*What the exercise asks*: Nothing but the images should be left out when the entries are restated word for word.

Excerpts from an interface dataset
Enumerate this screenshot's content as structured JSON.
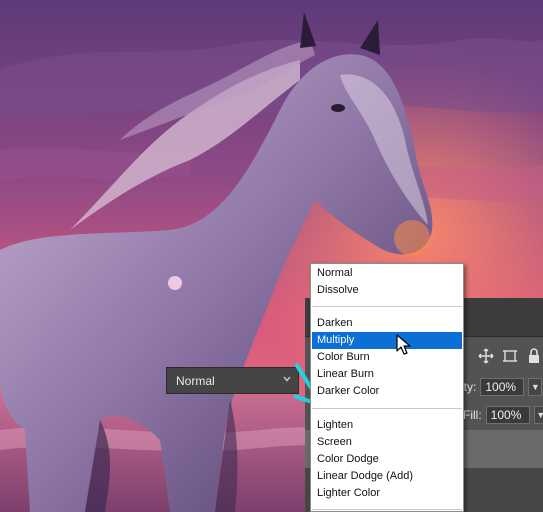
{
  "layers_panel": {
    "blend_mode_value": "Normal",
    "opacity_label": "city:",
    "opacity_value": "100%",
    "fill_label": "Fill:",
    "fill_value": "100%"
  },
  "blend_menu": {
    "items": [
      {
        "label": "Normal"
      },
      {
        "label": "Dissolve"
      },
      {
        "label": "Darken"
      },
      {
        "label": "Multiply"
      },
      {
        "label": "Color Burn"
      },
      {
        "label": "Linear Burn"
      },
      {
        "label": "Darker Color"
      },
      {
        "label": "Lighten"
      },
      {
        "label": "Screen"
      },
      {
        "label": "Color Dodge"
      },
      {
        "label": "Linear Dodge (Add)"
      },
      {
        "label": "Lighter Color"
      }
    ],
    "selected": "Multiply"
  },
  "colors": {
    "menu_highlight": "#0b6fd6",
    "callout": "#19d6e6",
    "panel_bg": "#535353"
  }
}
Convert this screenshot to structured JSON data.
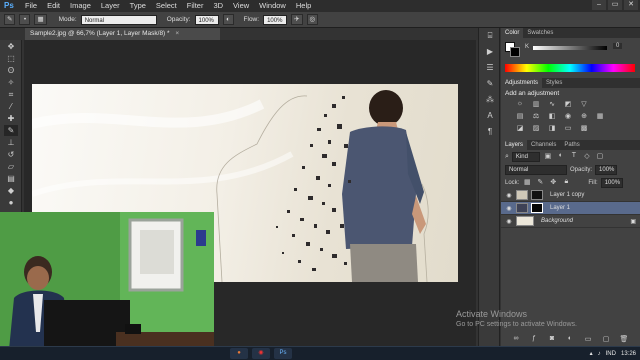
{
  "menubar": {
    "logo": "Ps",
    "items": [
      "File",
      "Edit",
      "Image",
      "Layer",
      "Type",
      "Select",
      "Filter",
      "3D",
      "View",
      "Window",
      "Help"
    ],
    "controls": [
      "–",
      "▭",
      "✕"
    ]
  },
  "options": {
    "mode_label": "Mode:",
    "mode_value": "Normal",
    "opacity_label": "Opacity:",
    "opacity_value": "100%",
    "flow_label": "Flow:",
    "flow_value": "100%"
  },
  "document": {
    "tab_title": "Sample2.jpg @ 66,7% (Layer 1, Layer Mask/8) *",
    "close": "×"
  },
  "panels": {
    "color_tabs": [
      "Color",
      "Swatches"
    ],
    "color_k_label": "K",
    "color_k_value": "0",
    "adjust_tabs": [
      "Adjustments",
      "Styles"
    ],
    "adjust_title": "Add an adjustment",
    "layers_tabs": [
      "Layers",
      "Channels",
      "Paths"
    ],
    "kind_label": "Kind",
    "blend_mode": "Normal",
    "opacity_label": "Opacity:",
    "opacity_value": "100%",
    "lock_label": "Lock:",
    "fill_label": "Fill:",
    "fill_value": "100%",
    "layers": [
      {
        "name": "Layer 1 copy",
        "active": false
      },
      {
        "name": "Layer 1",
        "active": true
      },
      {
        "name": "Background",
        "active": false
      }
    ]
  },
  "watermark": {
    "title": "Activate Windows",
    "subtitle": "Go to PC settings to activate Windows."
  },
  "taskbar": {
    "app_label": "Ps",
    "lang": "IND",
    "time": "13:26"
  },
  "colors": {
    "accent": "#5ab0ff",
    "active_layer": "#596a8c"
  }
}
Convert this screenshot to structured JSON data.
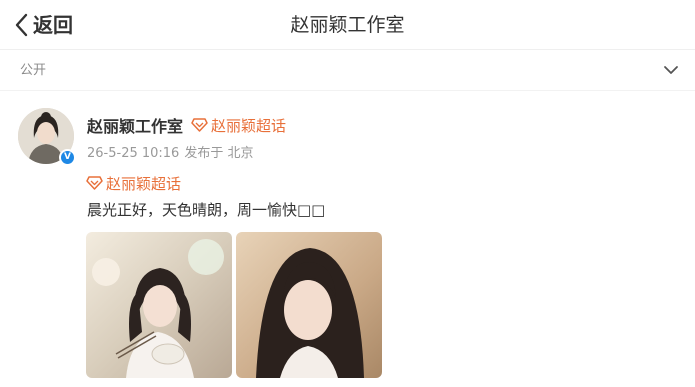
{
  "header": {
    "back_label": "返回",
    "title": "赵丽颖工作室"
  },
  "visibility": {
    "label": "公开"
  },
  "post": {
    "author": "赵丽颖工作室",
    "supertopic": "赵丽颖超话",
    "time": "26-5-25 10:16",
    "location": "发布于 北京",
    "content_tag": "赵丽颖超话",
    "text": "晨光正好，天色晴朗，周一愉快□□",
    "verified_mark": "V"
  },
  "colors": {
    "accent_orange": "#e8703a",
    "verified_blue": "#1e88e5"
  },
  "icons": [
    "back-chevron-icon",
    "chevron-down-icon",
    "supertopic-diamond-icon",
    "verified-icon"
  ]
}
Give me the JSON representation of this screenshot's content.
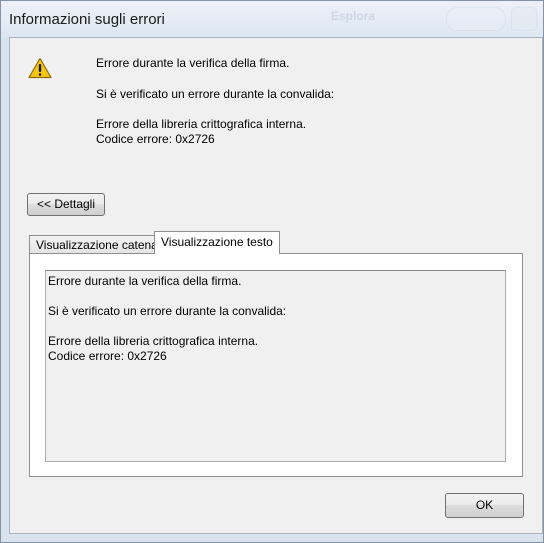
{
  "window": {
    "title": "Informazioni sugli errori"
  },
  "background": {
    "toolbar_label": "Esplora"
  },
  "message": {
    "icon": "warning-icon",
    "line1": "Errore durante la verifica della firma.",
    "line2": "Si è verificato un errore durante la convalida:",
    "line3": "Errore della libreria crittografica interna.",
    "line4": "Codice errore: 0x2726"
  },
  "details_button": {
    "label": "<< Dettagli"
  },
  "tabs": [
    {
      "label": "Visualizzazione catena",
      "active": false
    },
    {
      "label": "Visualizzazione testo",
      "active": true
    }
  ],
  "text_view": {
    "line1": "Errore durante la verifica della firma.",
    "line2": "Si è verificato un errore durante la convalida:",
    "line3": "Errore della libreria crittografica interna.",
    "line4": "Codice errore: 0x2726"
  },
  "ok_button": {
    "label": "OK"
  },
  "colors": {
    "warning_fill": "#f5c518",
    "warning_border": "#8a6d00"
  }
}
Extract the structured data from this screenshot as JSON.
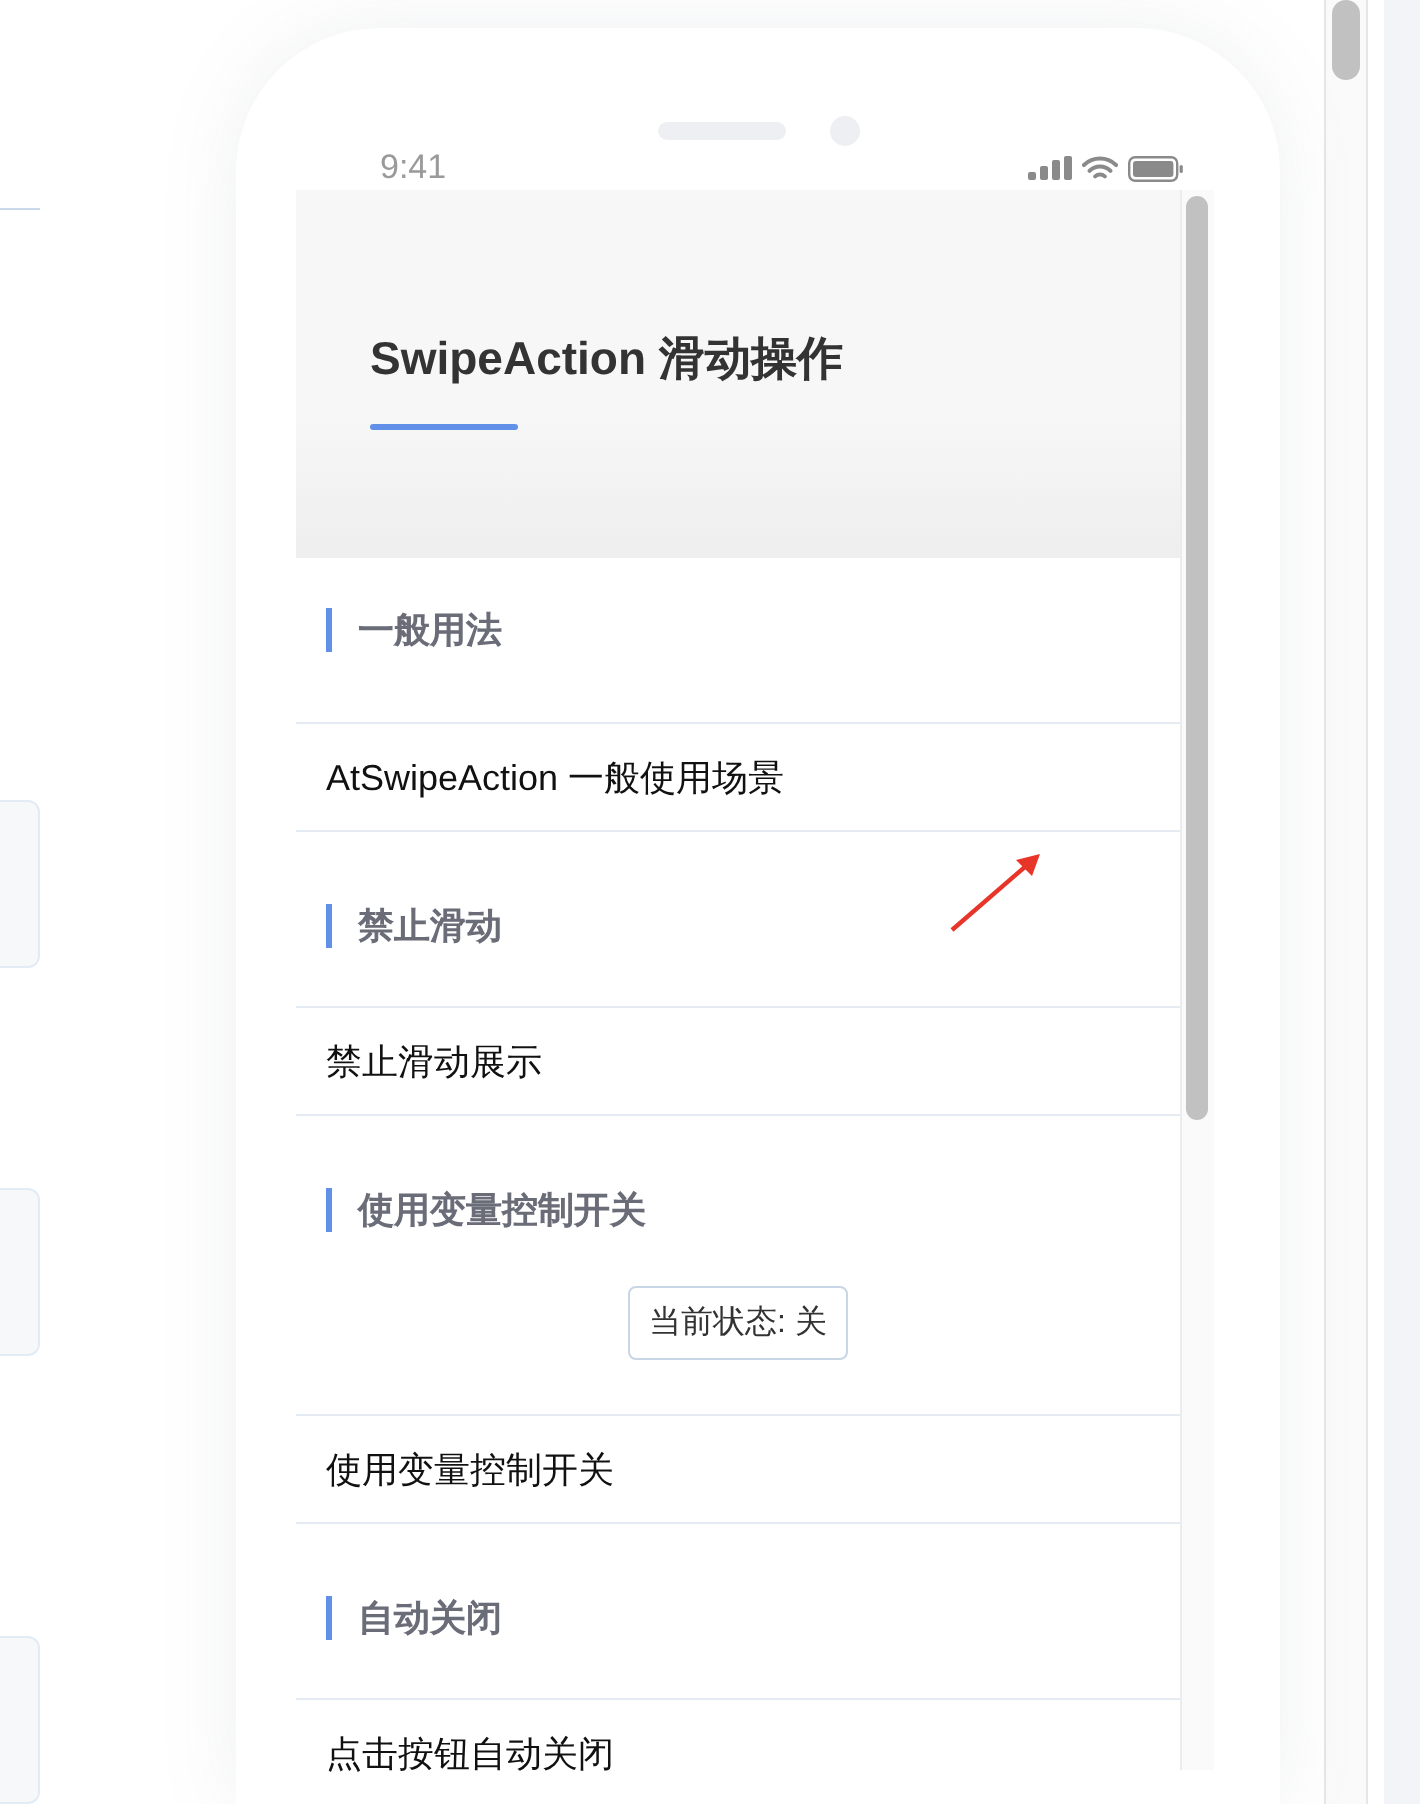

*Answer space*:
Enumerate this screenshot's content as structured JSON.
{
  "layers_panel": {
    "blend_mode_value": "Normal",
    "opacity_label": "city:",
    "opacity_value": "100%",
    "fill_label": "Fill:",
    "fill_value": "100%"
  },
  "blend_menu": {
    "items": [
      {
        "label": "Normal"
      },
      {
        "label": "Dissolve"
      },
      {
        "label": "Darken"
      },
      {
        "label": "Multiply"
      },
      {
        "label": "Color Burn"
      },
      {
        "label": "Linear Burn"
      },
      {
        "label": "Darker Color"
      },
      {
        "label": "Lighten"
      },
      {
        "label": "Screen"
      },
      {
        "label": "Color Dodge"
      },
      {
        "label": "Linear Dodge (Add)"
      },
      {
        "label": "Lighter Color"
      }
    ],
    "selected": "Multiply"
  },
  "colors": {
    "menu_highlight": "#0b6fd6",
    "callout": "#19d6e6",
    "panel_bg": "#535353"
  }
}
Convert this screenshot to structured JSON data.
{
  "menubar": {
    "logo": "Ps",
    "items": [
      "File",
      "Edit",
      "Image",
      "Layer",
      "Type",
      "Select",
      "Filter",
      "3D",
      "View",
      "Window",
      "Help"
    ],
    "controls": [
      "–",
      "▭",
      "✕"
    ]
  },
  "options": {
    "mode_label": "Mode:",
    "mode_value": "Normal",
    "opacity_label": "Opacity:",
    "opacity_value": "100%",
    "flow_label": "Flow:",
    "flow_value": "100%"
  },
  "document": {
    "tab_title": "Sample2.jpg @ 66,7% (Layer 1, Layer Mask/8) *",
    "close": "×"
  },
  "panels": {
    "color_tabs": [
      "Color",
      "Swatches"
    ],
    "color_k_label": "K",
    "color_k_value": "0",
    "adjust_tabs": [
      "Adjustments",
      "Styles"
    ],
    "adjust_title": "Add an adjustment",
    "layers_tabs": [
      "Layers",
      "Channels",
      "Paths"
    ],
    "kind_label": "Kind",
    "blend_mode": "Normal",
    "opacity_label": "Opacity:",
    "opacity_value": "100%",
    "lock_label": "Lock:",
    "fill_label": "Fill:",
    "fill_value": "100%",
    "layers": [
      {
        "name": "Layer 1 copy",
        "active": false
      },
      {
        "name": "Layer 1",
        "active": true
      },
      {
        "name": "Background",
        "active": false
      }
    ]
  },
  "watermark": {
    "title": "Activate Windows",
    "subtitle": "Go to PC settings to activate Windows."
  },
  "taskbar": {
    "app_label": "Ps",
    "lang": "IND",
    "time": "13:26"
  },
  "colors": {
    "accent": "#5ab0ff",
    "active_layer": "#596a8c"
  }
}
Convert this screenshot to structured JSON data.
{
  "header": {
    "back_label": "返回",
    "title": "赵丽颖工作室"
  },
  "visibility": {
    "label": "公开"
  },
  "post": {
    "author": "赵丽颖工作室",
    "supertopic": "赵丽颖超话",
    "time": "26-5-25 10:16",
    "location": "发布于 北京",
    "content_tag": "赵丽颖超话",
    "text": "晨光正好，天色晴朗，周一愉快□□",
    "verified_mark": "V"
  },
  "colors": {
    "accent_orange": "#e8703a",
    "verified_blue": "#1e88e5"
  },
  "icons": [
    "back-chevron-icon",
    "chevron-down-icon",
    "supertopic-diamond-icon",
    "verified-icon"
  ]
}
Give me the JSON representation of this screenshot's content.
{
  "window": {
    "title": "Informazioni sugli errori"
  },
  "background": {
    "toolbar_label": "Esplora"
  },
  "message": {
    "icon": "warning-icon",
    "line1": "Errore durante la verifica della firma.",
    "line2": "Si è verificato un errore durante la convalida:",
    "line3": "Errore della libreria crittografica interna.",
    "line4": "Codice errore: 0x2726"
  },
  "details_button": {
    "label": "<< Dettagli"
  },
  "tabs": [
    {
      "label": "Visualizzazione catena",
      "active": false
    },
    {
      "label": "Visualizzazione testo",
      "active": true
    }
  ],
  "text_view": {
    "line1": "Errore durante la verifica della firma.",
    "line2": "Si è verificato un errore durante la convalida:",
    "line3": "Errore della libreria crittografica interna.",
    "line4": "Codice errore: 0x2726"
  },
  "ok_button": {
    "label": "OK"
  },
  "colors": {
    "warning_fill": "#f5c518",
    "warning_border": "#8a6d00"
  }
}
Extract the structured data from this screenshot as JSON.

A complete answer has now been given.